Brilliant people with the highest IQs in the world are often expected to dedicate those gifts to academia, being paid to think for a living for the good of mankind. While this path is taken by the brightest students on many occasions, there are notable exceptions. With the smartest people amongst us registering IQs close to 200, the topic of how the most gifted individuals in society are educated is worth some attention.
William James Sidis
Touted by many as the smartest man to ever walk the planet, William Sidis was reported to be reading the New York Times by the age of two years old. By the age of six, he was able to speak French, German, Latin, Hebrew, Turkish, Russian and English. Born in 1898, Sidis was estimated to have an IQ of about 275. To put that number into perspective, his IQ topped Albert Einstein’s by an estimated 50 to 100 points.

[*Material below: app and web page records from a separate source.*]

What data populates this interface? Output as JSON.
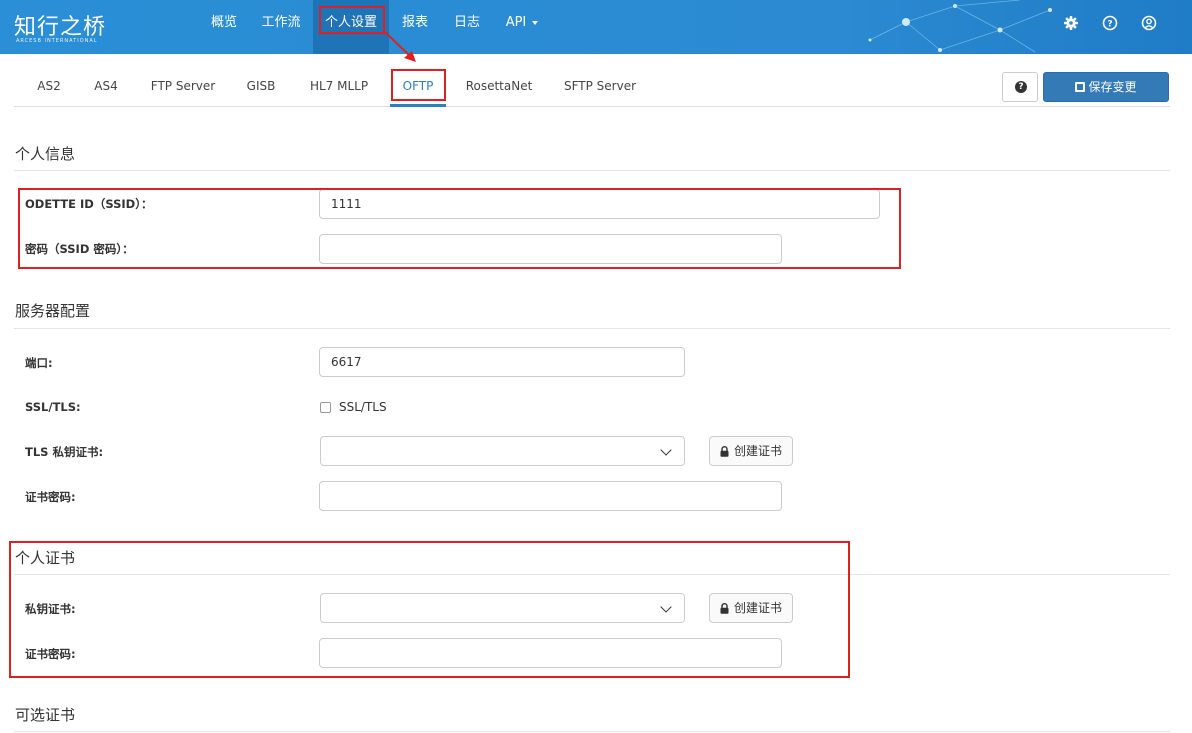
{
  "topbar": {
    "logo_text": "知行之桥",
    "logo_sub": "ARCESB INTERNATIONAL",
    "nav": [
      {
        "label": "概览"
      },
      {
        "label": "工作流"
      },
      {
        "label": "个人设置"
      },
      {
        "label": "报表"
      },
      {
        "label": "日志"
      },
      {
        "label": "API"
      }
    ],
    "icons": [
      "gear-icon",
      "help-icon",
      "user-icon"
    ]
  },
  "tabs": [
    {
      "label": "AS2"
    },
    {
      "label": "AS4"
    },
    {
      "label": "FTP Server"
    },
    {
      "label": "GISB"
    },
    {
      "label": "HL7 MLLP"
    },
    {
      "label": "OFTP"
    },
    {
      "label": "RosettaNet"
    },
    {
      "label": "SFTP Server"
    }
  ],
  "actions": {
    "help_label": "?",
    "save_label": "保存变更"
  },
  "personal_info": {
    "title": "个人信息",
    "odette_label": "ODETTE ID（SSID）：",
    "odette_value": "1111",
    "password_label": "密码（SSID 密码）：",
    "password_value": ""
  },
  "server_config": {
    "title": "服务器配置",
    "port_label": "端口:",
    "port_value": "6617",
    "ssl_label": "SSL/TLS:",
    "ssl_checkbox_label": "SSL/TLS",
    "ssl_checked": false,
    "tls_key_label": "TLS 私钥证书:",
    "create_cert_label": "创建证书",
    "cert_password_label": "证书密码:"
  },
  "personal_cert": {
    "title": "个人证书",
    "private_key_label": "私钥证书:",
    "create_cert_label": "创建证书",
    "cert_password_label": "证书密码:"
  },
  "optional_cert": {
    "title": "可选证书"
  },
  "colors": {
    "brand": "#2a8fd6",
    "accent": "#337ab7",
    "annotation": "#e02020",
    "active_tab": "#2d7fc4"
  }
}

Sidis entered Harvard at the age of 11, graduating cum laude at 16. He chose to drop out of the academic limelight at that point. He did not enjoy all the media attention and started writing and publishing his work under pen names to remain anonymous.

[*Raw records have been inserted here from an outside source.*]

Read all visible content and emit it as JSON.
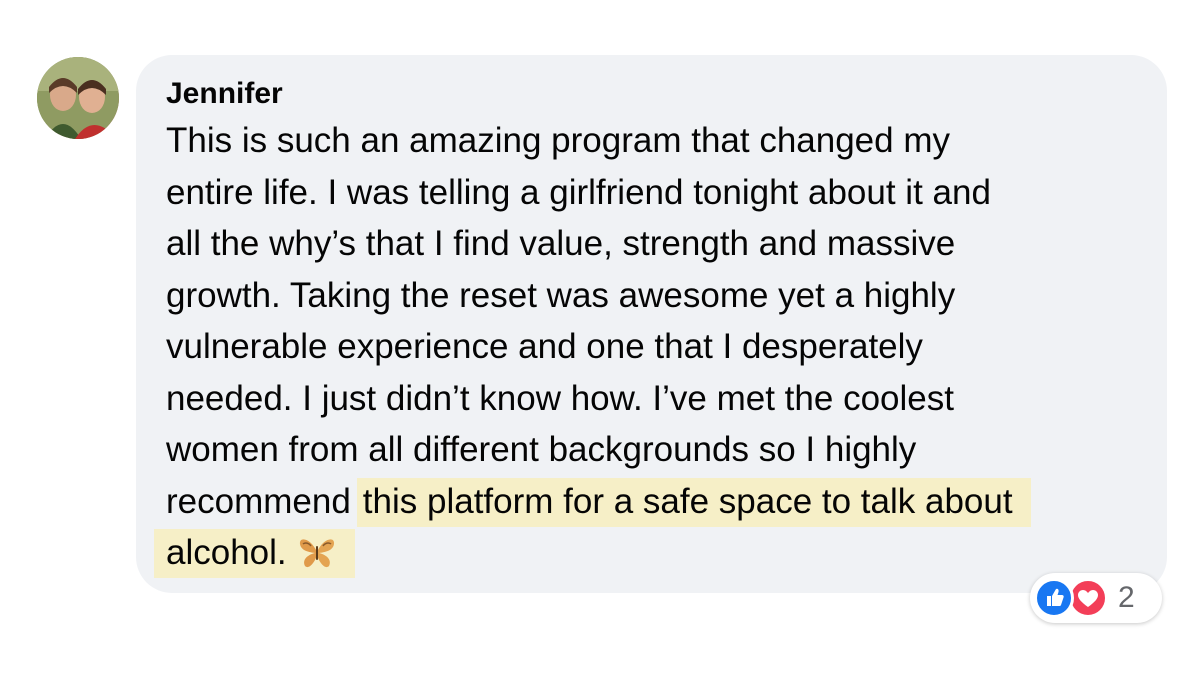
{
  "comment": {
    "author": "Jennifer",
    "lines": [
      "This is such an amazing program that changed my",
      "entire life. I was telling a girlfriend tonight about it and",
      "all the why’s that I find value, strength and massive",
      "growth. Taking the reset was awesome   yet a highly",
      "vulnerable experience and one that I desperately",
      "needed. I just didn’t know how. I’ve met the coolest",
      "women from all different backgrounds so I highly"
    ],
    "line8_plain": "recommend",
    "line8_highlight": "this platform for a safe space to talk about",
    "line9_highlight": "alcohol.",
    "emoji": "butterfly-icon",
    "reactions": {
      "types": [
        "like-icon",
        "love-icon"
      ],
      "count": "2"
    }
  },
  "colors": {
    "bubble": "#f0f2f5",
    "highlight": "#f6efc7",
    "like": "#1877f2",
    "love": "#f33e58",
    "text": "#050505",
    "muted": "#65676b"
  }
}
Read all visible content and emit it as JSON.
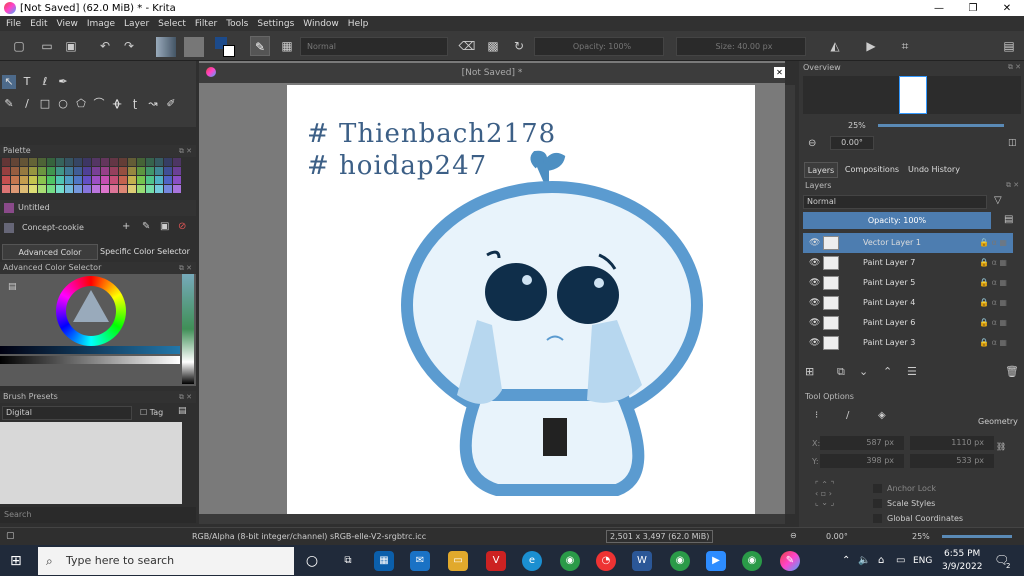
{
  "window": {
    "title": "[Not Saved]  (62.0 MiB)  * - Krita",
    "min": "—",
    "max": "❐",
    "close": "✕"
  },
  "menu": [
    "File",
    "Edit",
    "View",
    "Image",
    "Layer",
    "Select",
    "Filter",
    "Tools",
    "Settings",
    "Window",
    "Help"
  ],
  "toolbar": {
    "blend_mode": "Normal",
    "opacity": "Opacity: 100%",
    "size": "Size: 40.00 px"
  },
  "palette": {
    "title": "Palette",
    "name": "Untitled",
    "set": "Concept-cookie"
  },
  "color_selector": {
    "tab1": "Advanced Color Selector",
    "tab2": "Specific Color Selector",
    "title": "Advanced Color Selector"
  },
  "brush_presets": {
    "title": "Brush Presets",
    "filter": "Digital",
    "tag": "Tag",
    "search_placeholder": "Search"
  },
  "canvas": {
    "tab_title": "[Not Saved]  *",
    "text_line1": "# Thienbach2178",
    "text_line2": "# hoidap247"
  },
  "overview": {
    "title": "Overview",
    "zoom": "25%",
    "rotation": "0.00°"
  },
  "docker_tabs": [
    "Layers",
    "Compositions",
    "Undo History"
  ],
  "layers": {
    "title": "Layers",
    "blend": "Normal",
    "opacity": "Opacity:  100%",
    "items": [
      {
        "name": "Vector Layer 1",
        "selected": true
      },
      {
        "name": "Paint Layer 7",
        "selected": false
      },
      {
        "name": "Paint Layer 5",
        "selected": false
      },
      {
        "name": "Paint Layer 4",
        "selected": false
      },
      {
        "name": "Paint Layer 6",
        "selected": false
      },
      {
        "name": "Paint Layer 3",
        "selected": false
      }
    ]
  },
  "tool_options": {
    "title": "Tool Options",
    "geometry": "Geometry",
    "x_label": "X:",
    "x_val": "587 px",
    "w_val": "1110 px",
    "y_label": "Y:",
    "y_val": "398 px",
    "h_val": "533 px",
    "anchor": "Anchor Lock",
    "scale": "Scale Styles",
    "global": "Global Coordinates"
  },
  "status": {
    "color_space": "RGB/Alpha (8-bit integer/channel)  sRGB-elle-V2-srgbtrc.icc",
    "size": "2,501 x 3,497 (62.0 MiB)",
    "rotation": "0.00°",
    "zoom": "25%"
  },
  "taskbar": {
    "search": "Type here to search",
    "lang": "ENG",
    "time": "6:55 PM",
    "date": "3/9/2022",
    "notif": "2"
  },
  "colors": {
    "accent": "#4d7db0",
    "character": "#5b9bd0",
    "eyes": "#0f2e4a"
  }
}
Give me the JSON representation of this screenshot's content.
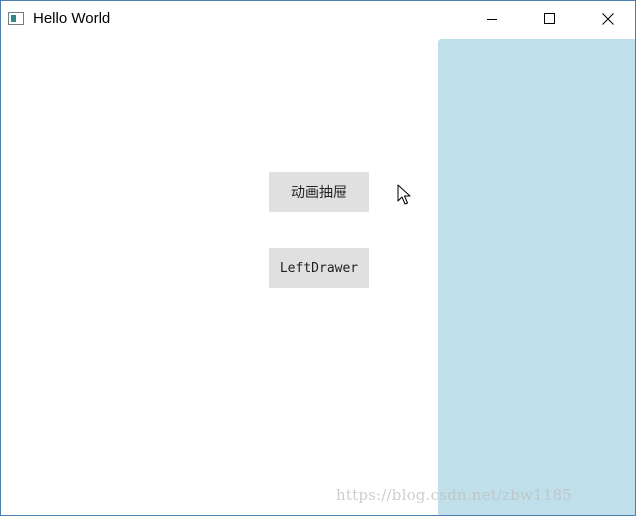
{
  "window": {
    "title": "Hello World",
    "controls": {
      "minimize_icon": "minimize-icon",
      "maximize_icon": "maximize-icon",
      "close_icon": "close-icon"
    }
  },
  "main": {
    "animate_drawer_button_label": "动画抽屉",
    "left_drawer_button_label": "LeftDrawer"
  },
  "drawer": {
    "color": "#bfe0ea"
  },
  "watermark": "https://blog.csdn.net/zbw1185"
}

Christopher M. Langan
ABC’s 20/20 team measured Langan’s IQ at between 195 and 200. Picked on at school as a boy, Langan often drifted off to sleep in class. This behavior landed him in the library as punishment much of the time. While a few teachers tried to make his stay more pleasant and challenging, those acts of kindness sometimes backfired making him a target for teasing and fights.
Langan was offered two full scholarships for college. The young genius had trouble fitting into university life. Largely self-educated outside of academia, this rebel of sorts scorned the elitism that typified major university politics and dropped out of college after two tries at making it in major universities. He worked at blue-collar jobs to earn a living throughout life and continues to study and write in his spare time.

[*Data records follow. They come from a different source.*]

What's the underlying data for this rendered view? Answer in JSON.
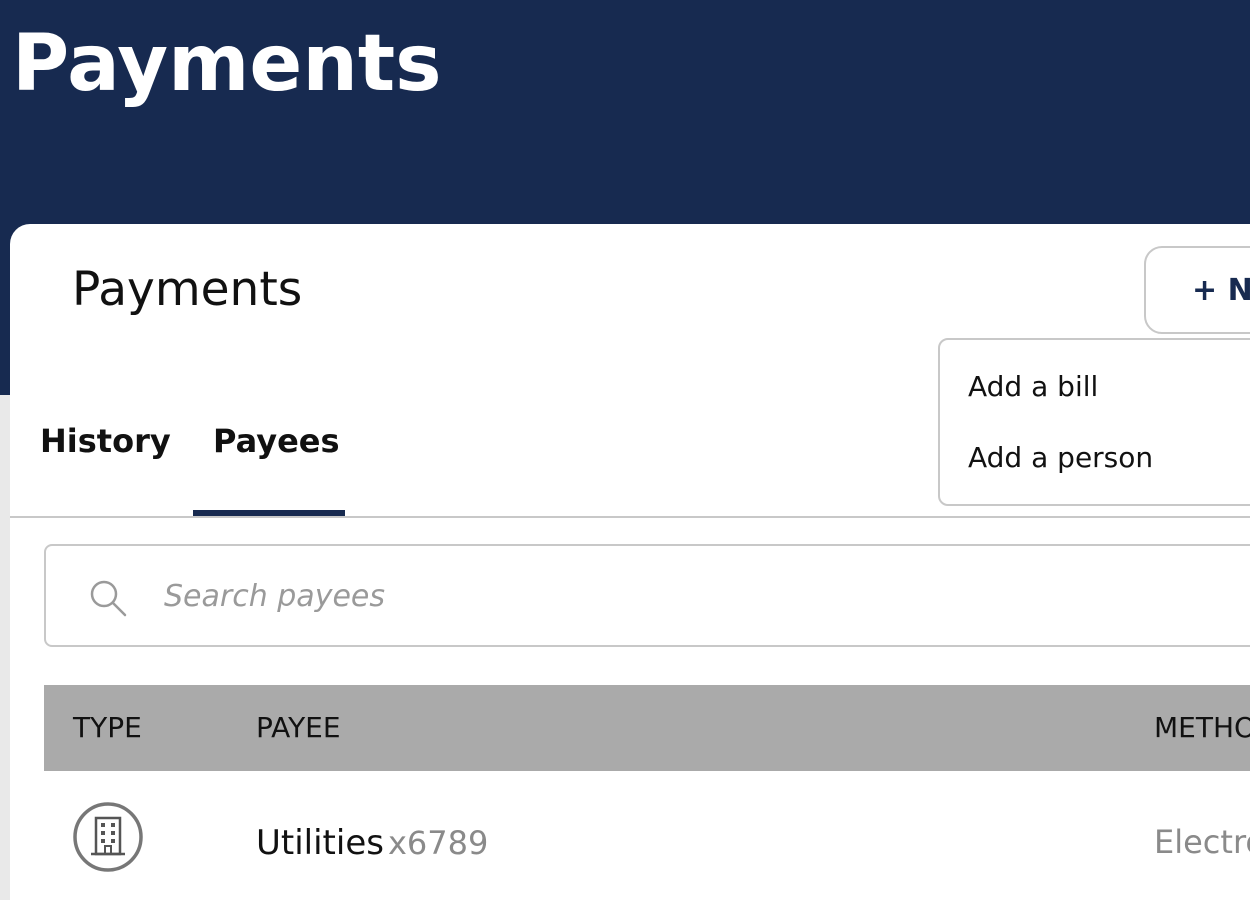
{
  "header": {
    "title": "Payments"
  },
  "card": {
    "title": "Payments",
    "new_button_label": "+ Ne",
    "menu": {
      "items": [
        {
          "label": "Add a bill"
        },
        {
          "label": "Add a person"
        }
      ]
    },
    "tabs": [
      {
        "label": "History",
        "active": false
      },
      {
        "label": "Payees",
        "active": true
      }
    ],
    "search": {
      "placeholder": "Search payees",
      "value": ""
    },
    "table": {
      "columns": [
        "TYPE",
        "PAYEE",
        "METHO"
      ],
      "rows": [
        {
          "type_icon": "building-icon",
          "payee": "Utilities",
          "account": "x6789",
          "method": "Electro"
        }
      ]
    }
  },
  "colors": {
    "navy": "#172a50",
    "header_gray": "#aaaaaa",
    "border": "#c8c8c8"
  }
}
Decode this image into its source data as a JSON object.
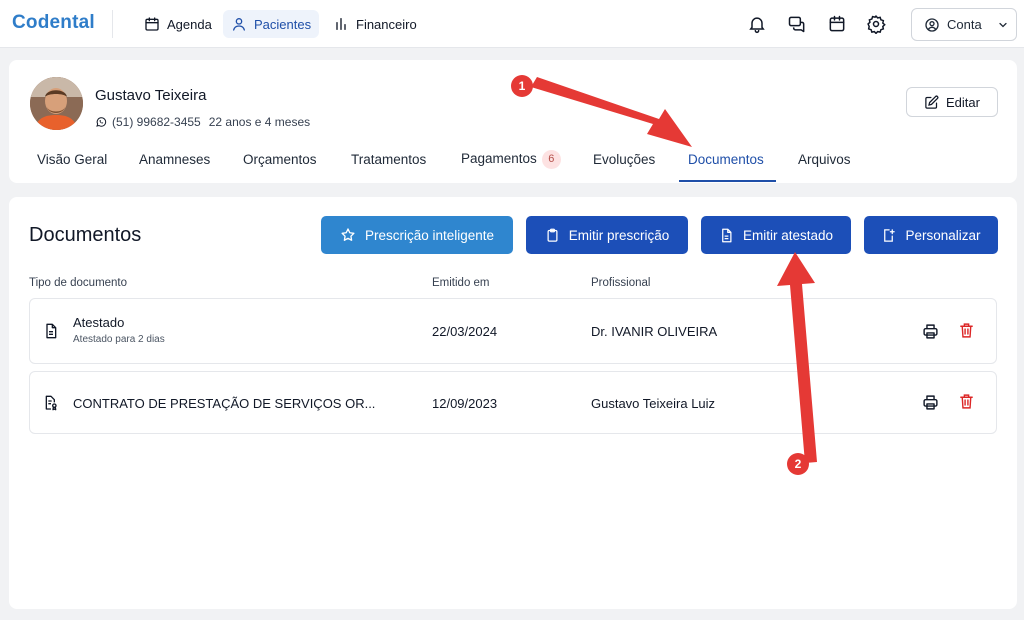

The Guinness Book of World Records verified Kim Ung-Yong’s IQ at 210. His signs of genius showed up early when he learned to speak Korean fluently by six months old. At the age of four, the young prodigy became a guest physics student at Hanyang University and began auditing classes. When he was eight-years-old, he was invited to study in the U.S. at NASA. Even though he was courted by the best Korean universities, Ung-Yong chose to finish his education at a lesser known college to eventually earn his Ph.D. in civil engineering.
With an impressive IQ of 225, Hirata followed a similar educational path that other brilliant young men had navigated before him. He skipped middle school and started CalTech at age 14. Then he began working at NASA at 16. He left NASA and started attending Princeton at 18, ultimately earning his Ph.D. in Astrophysics at the age of 22.
Terrence Tao credits his start in mathematics to watching Sesame Street. Signs of his genius quickly surfaced as he began solving basic arithmetic problems by the age of two. The Davidson Institute estimated Tao’s IQ to be 230. based on this estimation, it is no surprise that Tao began college mathematics courses at the young age of nine and received a Ph.D. from Princeton at age 20.
Jasmine Foster is a school district administrator and guest author at SuperScholar, a site with guides and resources to assist prospect students in evaluating top-rated degree programs online.